### Problem to solve
Extract all lines that hold "content" from the records below.

### Information
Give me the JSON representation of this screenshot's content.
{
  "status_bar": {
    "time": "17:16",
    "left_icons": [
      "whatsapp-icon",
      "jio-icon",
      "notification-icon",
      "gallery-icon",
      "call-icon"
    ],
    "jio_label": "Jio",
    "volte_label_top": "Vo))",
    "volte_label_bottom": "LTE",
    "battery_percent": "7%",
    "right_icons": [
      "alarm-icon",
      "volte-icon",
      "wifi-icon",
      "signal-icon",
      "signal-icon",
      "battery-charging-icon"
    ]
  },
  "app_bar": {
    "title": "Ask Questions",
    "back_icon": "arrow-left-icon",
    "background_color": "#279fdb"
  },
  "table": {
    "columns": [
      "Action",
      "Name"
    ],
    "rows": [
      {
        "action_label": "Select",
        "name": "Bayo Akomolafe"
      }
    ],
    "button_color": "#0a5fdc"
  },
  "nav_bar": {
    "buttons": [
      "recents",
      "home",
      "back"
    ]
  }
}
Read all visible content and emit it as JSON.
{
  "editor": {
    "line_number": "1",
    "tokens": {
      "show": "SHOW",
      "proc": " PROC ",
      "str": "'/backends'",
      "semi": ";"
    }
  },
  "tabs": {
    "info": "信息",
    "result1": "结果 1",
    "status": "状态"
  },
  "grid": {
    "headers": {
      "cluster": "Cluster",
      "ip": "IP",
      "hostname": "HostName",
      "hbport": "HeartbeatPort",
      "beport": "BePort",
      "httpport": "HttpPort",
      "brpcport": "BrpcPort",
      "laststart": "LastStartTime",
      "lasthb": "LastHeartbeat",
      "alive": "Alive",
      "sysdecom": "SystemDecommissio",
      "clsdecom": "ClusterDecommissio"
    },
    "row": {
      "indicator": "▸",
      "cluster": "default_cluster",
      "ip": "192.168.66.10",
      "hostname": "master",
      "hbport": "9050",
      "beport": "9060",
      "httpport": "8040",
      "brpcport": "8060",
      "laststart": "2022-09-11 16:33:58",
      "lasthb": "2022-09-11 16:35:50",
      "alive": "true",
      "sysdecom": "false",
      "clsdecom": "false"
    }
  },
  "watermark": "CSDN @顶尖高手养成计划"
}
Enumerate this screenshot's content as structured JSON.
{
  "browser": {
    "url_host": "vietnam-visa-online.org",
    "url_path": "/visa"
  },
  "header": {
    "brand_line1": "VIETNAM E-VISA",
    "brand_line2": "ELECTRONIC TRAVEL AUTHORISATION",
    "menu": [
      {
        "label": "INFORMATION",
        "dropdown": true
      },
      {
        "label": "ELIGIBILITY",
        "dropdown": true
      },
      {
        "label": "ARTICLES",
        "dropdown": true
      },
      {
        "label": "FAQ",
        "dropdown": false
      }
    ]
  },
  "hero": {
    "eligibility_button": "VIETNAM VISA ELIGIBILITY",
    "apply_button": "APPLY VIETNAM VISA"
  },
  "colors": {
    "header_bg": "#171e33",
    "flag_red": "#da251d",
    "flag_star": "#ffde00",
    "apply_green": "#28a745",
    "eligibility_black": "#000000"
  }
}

### Completed exercise
Give me the JSON representation of this screenshot's content.
Read all visible content and emit it as JSON.
Enumerate this screenshot's content as structured JSON.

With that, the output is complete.